PROBLEM DESCRIPTION » Below are some records; write them all out again exactly.

━━━━━━━━━━━━━━━━

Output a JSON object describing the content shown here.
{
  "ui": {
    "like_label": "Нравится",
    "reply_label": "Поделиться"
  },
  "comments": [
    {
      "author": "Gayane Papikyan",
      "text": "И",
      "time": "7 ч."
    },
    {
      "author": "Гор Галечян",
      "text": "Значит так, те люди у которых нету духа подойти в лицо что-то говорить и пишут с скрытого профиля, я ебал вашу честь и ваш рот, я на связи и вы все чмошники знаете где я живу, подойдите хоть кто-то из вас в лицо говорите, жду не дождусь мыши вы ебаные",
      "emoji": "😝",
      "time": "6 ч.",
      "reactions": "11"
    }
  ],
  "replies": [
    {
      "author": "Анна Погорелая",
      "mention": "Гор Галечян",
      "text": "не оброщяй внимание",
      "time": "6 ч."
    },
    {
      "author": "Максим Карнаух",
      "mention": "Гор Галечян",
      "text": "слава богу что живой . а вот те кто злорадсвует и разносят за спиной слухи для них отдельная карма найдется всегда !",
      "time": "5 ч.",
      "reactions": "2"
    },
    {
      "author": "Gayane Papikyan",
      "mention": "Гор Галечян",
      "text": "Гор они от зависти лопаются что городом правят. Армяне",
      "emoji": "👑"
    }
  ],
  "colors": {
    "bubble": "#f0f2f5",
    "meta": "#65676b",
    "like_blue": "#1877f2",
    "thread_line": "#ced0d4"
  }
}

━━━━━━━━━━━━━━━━

EXERCISE RESULT »
Output a JSON object describing the content shown here.
{
  "ui": {
    "like_label": "Нравится",
    "reply_label": "Поделиться"
  },
  "comments": [
    {
      "author": "Gayane Papikyan",
      "text": "И",
      "time": "7 ч."
    },
    {
      "author": "Гор Галечян",
      "text": "Значит так, те люди у которых нету духа подойти в лицо что-то говорить и пишут с скрытого профиля, я ебал вашу честь и ваш рот, я на связи и вы все чмошники знаете где я живу, подойдите хоть кто-то из вас в лицо говорите, жду не дождусь мыши вы ебаные",
      "emoji": "😝",
      "time": "6 ч.",
      "reactions": "11"
    }
  ],
  "replies": [
    {
      "author": "Анна Погорелая",
      "mention": "Гор Галечян",
      "text": "не оброщяй внимание",
      "time": "6 ч."
    },
    {
      "author": "Максим Карнаух",
      "mention": "Гор Галечян",
      "text": "слава богу что живой . а вот те кто злорадсвует и разносят за спиной слухи для них отдельная карма найдется всегда !",
      "time": "5 ч.",
      "reactions": "2"
    },
    {
      "author": "Gayane Papikyan",
      "mention": "Гор Галечян",
      "text": "Гор они от зависти лопаются что городом правят. Армяне",
      "emoji": "👑"
    }
  ],
  "colors": {
    "bubble": "#f0f2f5",
    "meta": "#65676b",
    "like_blue": "#1877f2",
    "thread_line": "#ced0d4"
  }
}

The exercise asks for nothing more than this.